Feeding America food bank conducted a study hsowcasing the important role food banks play in the food security and health of high-risk populations.
A new study from Feeding America, the nationwide network of 200 food banks and the largest domestic hunger-relief organization, found that food banks can improve food security, dietary intake, and health status for vulnerable individuals. The study, which took place in Oakland, California, provided food bank clients at risk for type 2 diabetes with a 12-month diabetes prevention intervention, according to a release from Feeding America.
This study is the latest research conducted by Feeding America that showcases the important role food banks play in the food security and health of high-risk populations. This intervention demonstrated that food banks can effectively screen clients at high risk for diabetes and can be an important strategic partner for health care systems and community-based organizations working to prevent diabetes in food-insecure populations.

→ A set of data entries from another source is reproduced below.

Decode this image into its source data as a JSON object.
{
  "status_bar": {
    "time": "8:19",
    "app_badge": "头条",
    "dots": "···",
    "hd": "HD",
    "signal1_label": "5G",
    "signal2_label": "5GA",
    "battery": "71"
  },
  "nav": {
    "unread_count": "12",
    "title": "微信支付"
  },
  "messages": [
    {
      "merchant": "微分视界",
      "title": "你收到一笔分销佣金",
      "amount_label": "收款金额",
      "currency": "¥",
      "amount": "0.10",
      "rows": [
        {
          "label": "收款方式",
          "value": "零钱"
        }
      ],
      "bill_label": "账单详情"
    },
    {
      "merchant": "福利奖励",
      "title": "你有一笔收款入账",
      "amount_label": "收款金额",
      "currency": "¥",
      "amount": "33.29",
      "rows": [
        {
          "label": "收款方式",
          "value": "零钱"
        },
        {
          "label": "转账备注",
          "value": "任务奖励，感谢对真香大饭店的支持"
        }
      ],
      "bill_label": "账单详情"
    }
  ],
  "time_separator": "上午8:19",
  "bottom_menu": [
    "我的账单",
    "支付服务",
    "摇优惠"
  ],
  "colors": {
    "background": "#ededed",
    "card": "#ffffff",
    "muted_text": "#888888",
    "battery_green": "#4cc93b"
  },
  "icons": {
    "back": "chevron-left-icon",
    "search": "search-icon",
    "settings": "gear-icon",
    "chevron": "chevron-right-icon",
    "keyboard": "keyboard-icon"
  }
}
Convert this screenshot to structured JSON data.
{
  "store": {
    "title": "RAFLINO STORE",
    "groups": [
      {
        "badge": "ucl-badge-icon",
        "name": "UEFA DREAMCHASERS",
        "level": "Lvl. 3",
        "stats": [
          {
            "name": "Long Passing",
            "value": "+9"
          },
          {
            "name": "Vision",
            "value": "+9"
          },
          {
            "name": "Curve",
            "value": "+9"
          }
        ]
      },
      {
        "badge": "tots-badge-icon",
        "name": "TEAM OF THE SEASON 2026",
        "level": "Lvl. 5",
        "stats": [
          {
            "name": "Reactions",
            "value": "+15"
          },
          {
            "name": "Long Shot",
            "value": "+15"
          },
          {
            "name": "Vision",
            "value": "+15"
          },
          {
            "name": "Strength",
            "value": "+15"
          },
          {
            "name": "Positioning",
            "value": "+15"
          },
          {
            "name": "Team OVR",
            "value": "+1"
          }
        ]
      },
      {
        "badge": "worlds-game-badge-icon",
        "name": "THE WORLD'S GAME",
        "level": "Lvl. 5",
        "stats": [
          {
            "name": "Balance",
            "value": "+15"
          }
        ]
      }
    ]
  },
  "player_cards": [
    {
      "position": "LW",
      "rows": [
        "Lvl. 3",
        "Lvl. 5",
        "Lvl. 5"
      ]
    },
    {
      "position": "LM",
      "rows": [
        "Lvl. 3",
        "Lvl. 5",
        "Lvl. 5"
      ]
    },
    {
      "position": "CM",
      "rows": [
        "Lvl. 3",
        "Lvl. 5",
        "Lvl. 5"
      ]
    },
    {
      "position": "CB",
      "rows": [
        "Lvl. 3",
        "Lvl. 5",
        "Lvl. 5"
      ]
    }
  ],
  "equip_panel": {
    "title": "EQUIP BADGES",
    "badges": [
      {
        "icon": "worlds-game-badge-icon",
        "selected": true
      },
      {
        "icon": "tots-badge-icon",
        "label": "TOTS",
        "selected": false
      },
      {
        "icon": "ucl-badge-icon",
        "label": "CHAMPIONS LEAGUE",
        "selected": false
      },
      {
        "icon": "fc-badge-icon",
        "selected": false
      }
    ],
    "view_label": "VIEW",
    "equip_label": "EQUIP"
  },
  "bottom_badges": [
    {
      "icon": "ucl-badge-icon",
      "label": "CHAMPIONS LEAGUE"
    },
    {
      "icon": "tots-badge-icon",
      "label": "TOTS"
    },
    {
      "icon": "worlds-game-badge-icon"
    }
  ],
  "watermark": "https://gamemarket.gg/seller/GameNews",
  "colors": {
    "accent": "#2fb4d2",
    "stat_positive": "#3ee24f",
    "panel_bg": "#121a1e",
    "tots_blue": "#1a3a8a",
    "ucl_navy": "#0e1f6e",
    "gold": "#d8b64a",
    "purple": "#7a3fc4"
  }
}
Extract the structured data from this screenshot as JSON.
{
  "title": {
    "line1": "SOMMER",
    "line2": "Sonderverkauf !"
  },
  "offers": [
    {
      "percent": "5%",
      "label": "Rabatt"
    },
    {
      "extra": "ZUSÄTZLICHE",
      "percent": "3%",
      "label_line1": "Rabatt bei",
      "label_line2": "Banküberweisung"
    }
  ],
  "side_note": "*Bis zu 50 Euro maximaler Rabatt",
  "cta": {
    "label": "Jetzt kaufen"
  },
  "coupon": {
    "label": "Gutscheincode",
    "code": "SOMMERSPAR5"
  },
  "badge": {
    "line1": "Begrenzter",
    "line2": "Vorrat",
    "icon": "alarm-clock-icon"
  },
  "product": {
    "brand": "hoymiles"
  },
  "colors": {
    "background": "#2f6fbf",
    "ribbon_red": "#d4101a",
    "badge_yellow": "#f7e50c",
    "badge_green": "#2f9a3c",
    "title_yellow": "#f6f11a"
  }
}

“The people we serve are not only experiencing food insecurity, but, in many cases, worrying about their health and wellness, including their risk of developing diabetes,” says Hilary Seligman, senior medical advisor at Feeding America. “Through this study, we learned that food banks can support food security while at the same time reducing diabetes risk factors for people at highest risk of developing the disease. Participants increased their fruit and vegetable intake, decreased their soda and sweets intake, increased their physical activity, and reported better overall physical and mental health. Still, more needs to be done to connect vulnerable populations to health care and other diabetes prevention resources. We look forward to testing promising interventions like this one at larger scale.”
According to the most recent USDA food security report, 37 million people live in food-insecure households meaning they lack access to adequate nutrition. In addition, the effects of food insecurity include poor nutrition and negative impacts on overall health for people across their lifespan.
One-third of households turning to Feeding America food banks for food assistance report having a family member with diabetes. The Centers for Disease Control and Prevention (CDC) reports over 30 million people in the U.S. have diabetes, and an additional 84 million adults have prediabetes.
This study screened a total of 244 adult individuals of English- and Spanish-speakinng communities, who are food bank clients, for type 2 diabetes. Screenings began in November 2017 and the intervention components, including monthly diabetes-appropriate food packages, text-based health education, and referrals to health care, were delivered between November 2017 and March 2019.
Researchers from the University of Pittsburgh Graduate School of Public Health led project evaluation activities. Cargill, a long-time partner and supporter of Feeding America, funded this study.
Study findings were recently published in Preventing Chronic Disease, a peer-reviewed public health journal sponsored by the CDC.
To learn more about Feeding America and the work food banks are doing to improve food security for millions of Americans, visit hungerandhealth.feedingamerica.org.